■ **Task statement**:
Copy out each line of the entries below in which the string "JSON" appears.

■ **Record extracts**:
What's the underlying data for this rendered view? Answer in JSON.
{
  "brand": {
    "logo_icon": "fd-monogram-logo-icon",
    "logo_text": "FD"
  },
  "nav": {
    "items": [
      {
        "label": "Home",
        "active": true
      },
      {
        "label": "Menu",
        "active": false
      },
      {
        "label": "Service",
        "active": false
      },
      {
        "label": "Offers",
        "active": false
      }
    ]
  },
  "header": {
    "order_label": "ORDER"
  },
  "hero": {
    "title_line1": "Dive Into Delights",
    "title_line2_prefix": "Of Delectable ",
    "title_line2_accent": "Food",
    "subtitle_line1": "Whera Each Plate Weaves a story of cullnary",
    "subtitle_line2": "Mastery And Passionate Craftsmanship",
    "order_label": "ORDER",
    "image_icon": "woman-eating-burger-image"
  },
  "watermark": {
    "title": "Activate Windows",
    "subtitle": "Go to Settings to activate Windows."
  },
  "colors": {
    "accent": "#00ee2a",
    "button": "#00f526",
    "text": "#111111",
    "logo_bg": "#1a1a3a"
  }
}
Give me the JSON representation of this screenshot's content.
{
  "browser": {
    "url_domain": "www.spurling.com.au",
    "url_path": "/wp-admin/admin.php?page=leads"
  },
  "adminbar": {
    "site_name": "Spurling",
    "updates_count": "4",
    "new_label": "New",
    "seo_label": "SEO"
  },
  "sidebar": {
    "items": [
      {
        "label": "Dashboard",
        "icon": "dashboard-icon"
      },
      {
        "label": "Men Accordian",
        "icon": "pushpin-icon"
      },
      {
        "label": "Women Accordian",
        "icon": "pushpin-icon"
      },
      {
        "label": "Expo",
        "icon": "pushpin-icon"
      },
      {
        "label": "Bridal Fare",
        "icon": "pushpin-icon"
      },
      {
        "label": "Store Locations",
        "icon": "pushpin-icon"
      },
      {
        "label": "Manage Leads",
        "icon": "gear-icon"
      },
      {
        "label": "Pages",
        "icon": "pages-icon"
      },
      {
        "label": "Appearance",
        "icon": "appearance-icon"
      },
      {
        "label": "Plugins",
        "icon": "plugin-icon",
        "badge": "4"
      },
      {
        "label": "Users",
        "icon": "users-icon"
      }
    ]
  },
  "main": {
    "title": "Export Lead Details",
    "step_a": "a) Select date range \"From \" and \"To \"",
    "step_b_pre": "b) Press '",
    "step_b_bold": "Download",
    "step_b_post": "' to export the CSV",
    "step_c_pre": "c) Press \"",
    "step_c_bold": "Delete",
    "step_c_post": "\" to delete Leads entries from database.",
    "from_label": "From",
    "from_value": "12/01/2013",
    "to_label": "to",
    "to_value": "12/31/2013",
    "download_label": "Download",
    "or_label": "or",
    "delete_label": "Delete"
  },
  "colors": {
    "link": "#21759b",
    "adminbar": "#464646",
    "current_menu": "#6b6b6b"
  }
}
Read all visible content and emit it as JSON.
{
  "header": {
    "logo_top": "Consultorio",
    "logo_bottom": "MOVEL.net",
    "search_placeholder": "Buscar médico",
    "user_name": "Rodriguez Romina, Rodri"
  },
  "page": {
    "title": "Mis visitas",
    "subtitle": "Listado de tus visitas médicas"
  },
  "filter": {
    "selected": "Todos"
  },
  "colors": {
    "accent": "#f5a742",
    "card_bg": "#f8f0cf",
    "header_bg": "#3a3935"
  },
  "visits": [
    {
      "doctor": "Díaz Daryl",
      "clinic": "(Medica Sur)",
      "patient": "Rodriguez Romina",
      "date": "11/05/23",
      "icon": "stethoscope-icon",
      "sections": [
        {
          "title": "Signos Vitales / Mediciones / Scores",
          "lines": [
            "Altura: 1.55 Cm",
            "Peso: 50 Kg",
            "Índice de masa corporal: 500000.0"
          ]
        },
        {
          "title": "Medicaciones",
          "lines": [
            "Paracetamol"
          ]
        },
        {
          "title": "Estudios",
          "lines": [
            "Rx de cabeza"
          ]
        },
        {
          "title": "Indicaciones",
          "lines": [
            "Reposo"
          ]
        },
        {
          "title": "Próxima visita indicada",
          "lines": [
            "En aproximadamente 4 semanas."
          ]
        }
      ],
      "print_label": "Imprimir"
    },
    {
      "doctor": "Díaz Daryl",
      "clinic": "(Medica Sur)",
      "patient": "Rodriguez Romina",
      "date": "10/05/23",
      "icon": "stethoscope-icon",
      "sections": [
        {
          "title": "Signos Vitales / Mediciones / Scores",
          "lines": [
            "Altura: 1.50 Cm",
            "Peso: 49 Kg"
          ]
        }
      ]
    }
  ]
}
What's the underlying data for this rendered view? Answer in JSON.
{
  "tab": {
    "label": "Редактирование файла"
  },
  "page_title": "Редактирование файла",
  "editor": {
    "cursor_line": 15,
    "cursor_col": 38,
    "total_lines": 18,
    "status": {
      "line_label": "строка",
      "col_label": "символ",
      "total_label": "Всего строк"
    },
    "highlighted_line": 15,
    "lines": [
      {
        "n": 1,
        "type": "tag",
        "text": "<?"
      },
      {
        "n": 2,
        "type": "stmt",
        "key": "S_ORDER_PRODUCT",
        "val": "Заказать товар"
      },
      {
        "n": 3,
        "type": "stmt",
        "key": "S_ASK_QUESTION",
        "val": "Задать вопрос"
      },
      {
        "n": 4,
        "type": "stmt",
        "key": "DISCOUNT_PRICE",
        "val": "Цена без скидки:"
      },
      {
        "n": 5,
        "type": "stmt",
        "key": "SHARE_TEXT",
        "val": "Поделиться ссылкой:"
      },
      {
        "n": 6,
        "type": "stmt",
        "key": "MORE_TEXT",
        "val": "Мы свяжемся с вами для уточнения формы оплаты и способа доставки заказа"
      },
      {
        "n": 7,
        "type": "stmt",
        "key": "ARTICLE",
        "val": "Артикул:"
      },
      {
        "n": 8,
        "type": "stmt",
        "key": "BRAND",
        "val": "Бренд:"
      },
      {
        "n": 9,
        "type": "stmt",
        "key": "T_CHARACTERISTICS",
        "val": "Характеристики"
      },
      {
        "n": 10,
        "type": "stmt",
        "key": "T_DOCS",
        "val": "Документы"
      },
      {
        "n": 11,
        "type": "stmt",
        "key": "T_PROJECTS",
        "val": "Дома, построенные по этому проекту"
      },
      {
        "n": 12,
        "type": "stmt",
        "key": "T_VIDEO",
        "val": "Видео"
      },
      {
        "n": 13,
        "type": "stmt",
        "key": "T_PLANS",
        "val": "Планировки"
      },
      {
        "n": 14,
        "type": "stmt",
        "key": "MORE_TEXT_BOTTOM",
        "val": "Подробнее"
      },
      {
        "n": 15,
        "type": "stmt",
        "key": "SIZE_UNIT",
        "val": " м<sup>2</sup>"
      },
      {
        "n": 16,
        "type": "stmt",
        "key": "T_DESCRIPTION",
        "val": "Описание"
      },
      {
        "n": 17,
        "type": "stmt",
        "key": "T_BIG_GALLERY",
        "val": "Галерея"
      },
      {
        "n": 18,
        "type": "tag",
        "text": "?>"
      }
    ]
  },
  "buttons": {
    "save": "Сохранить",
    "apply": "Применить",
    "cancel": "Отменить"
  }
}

■ **Response to this exercise**:
What's the underlying data for this rendered view? Answer in JSON.
Give me the JSON representation of this screenshot's content.
Read all visible content and emit it as JSON.
What's the underlying data for this rendered view? Answer in JSON.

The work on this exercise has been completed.